**Information supplied:**
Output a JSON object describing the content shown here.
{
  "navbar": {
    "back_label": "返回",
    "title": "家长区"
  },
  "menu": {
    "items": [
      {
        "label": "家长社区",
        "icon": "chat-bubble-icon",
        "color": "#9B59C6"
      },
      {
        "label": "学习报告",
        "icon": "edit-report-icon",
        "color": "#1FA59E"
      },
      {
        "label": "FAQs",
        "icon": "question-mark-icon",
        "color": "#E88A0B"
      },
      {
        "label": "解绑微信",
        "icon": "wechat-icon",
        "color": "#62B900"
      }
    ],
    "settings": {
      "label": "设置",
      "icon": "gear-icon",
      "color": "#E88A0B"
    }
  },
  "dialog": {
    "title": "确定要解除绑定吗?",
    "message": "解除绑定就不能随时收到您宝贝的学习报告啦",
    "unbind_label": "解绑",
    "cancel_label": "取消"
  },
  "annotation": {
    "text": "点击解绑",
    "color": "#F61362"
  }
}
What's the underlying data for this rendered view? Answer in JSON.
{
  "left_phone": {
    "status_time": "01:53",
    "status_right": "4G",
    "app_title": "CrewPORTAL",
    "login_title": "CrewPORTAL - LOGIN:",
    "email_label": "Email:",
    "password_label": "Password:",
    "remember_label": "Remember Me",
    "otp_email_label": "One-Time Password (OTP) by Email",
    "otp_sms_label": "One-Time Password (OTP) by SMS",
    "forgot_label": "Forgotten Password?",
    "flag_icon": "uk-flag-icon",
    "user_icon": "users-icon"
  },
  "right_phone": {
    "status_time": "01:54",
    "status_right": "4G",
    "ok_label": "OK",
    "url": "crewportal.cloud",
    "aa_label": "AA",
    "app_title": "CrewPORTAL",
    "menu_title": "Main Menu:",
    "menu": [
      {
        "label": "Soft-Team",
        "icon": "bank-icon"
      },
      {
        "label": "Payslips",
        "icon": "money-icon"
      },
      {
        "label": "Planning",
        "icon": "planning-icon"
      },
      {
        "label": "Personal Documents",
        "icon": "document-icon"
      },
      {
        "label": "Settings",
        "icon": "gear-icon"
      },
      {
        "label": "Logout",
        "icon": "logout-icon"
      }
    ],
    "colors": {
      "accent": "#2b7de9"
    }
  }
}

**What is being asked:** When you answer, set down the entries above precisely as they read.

**Result below:**
Output a JSON object describing the content shown here.
{
  "navbar": {
    "back_label": "返回",
    "title": "家长区"
  },
  "menu": {
    "items": [
      {
        "label": "家长社区",
        "icon": "chat-bubble-icon",
        "color": "#9B59C6"
      },
      {
        "label": "学习报告",
        "icon": "edit-report-icon",
        "color": "#1FA59E"
      },
      {
        "label": "FAQs",
        "icon": "question-mark-icon",
        "color": "#E88A0B"
      },
      {
        "label": "解绑微信",
        "icon": "wechat-icon",
        "color": "#62B900"
      }
    ],
    "settings": {
      "label": "设置",
      "icon": "gear-icon",
      "color": "#E88A0B"
    }
  },
  "dialog": {
    "title": "确定要解除绑定吗?",
    "message": "解除绑定就不能随时收到您宝贝的学习报告啦",
    "unbind_label": "解绑",
    "cancel_label": "取消"
  },
  "annotation": {
    "text": "点击解绑",
    "color": "#F61362"
  }
}
What's the underlying data for this rendered view? Answer in JSON.
{
  "left_phone": {
    "status_time": "01:53",
    "status_right": "4G",
    "app_title": "CrewPORTAL",
    "login_title": "CrewPORTAL - LOGIN:",
    "email_label": "Email:",
    "password_label": "Password:",
    "remember_label": "Remember Me",
    "otp_email_label": "One-Time Password (OTP) by Email",
    "otp_sms_label": "One-Time Password (OTP) by SMS",
    "forgot_label": "Forgotten Password?",
    "flag_icon": "uk-flag-icon",
    "user_icon": "users-icon"
  },
  "right_phone": {
    "status_time": "01:54",
    "status_right": "4G",
    "ok_label": "OK",
    "url": "crewportal.cloud",
    "aa_label": "AA",
    "app_title": "CrewPORTAL",
    "menu_title": "Main Menu:",
    "menu": [
      {
        "label": "Soft-Team",
        "icon": "bank-icon"
      },
      {
        "label": "Payslips",
        "icon": "money-icon"
      },
      {
        "label": "Planning",
        "icon": "planning-icon"
      },
      {
        "label": "Personal Documents",
        "icon": "document-icon"
      },
      {
        "label": "Settings",
        "icon": "gear-icon"
      },
      {
        "label": "Logout",
        "icon": "logout-icon"
      }
    ],
    "colors": {
      "accent": "#2b7de9"
    }
  }
}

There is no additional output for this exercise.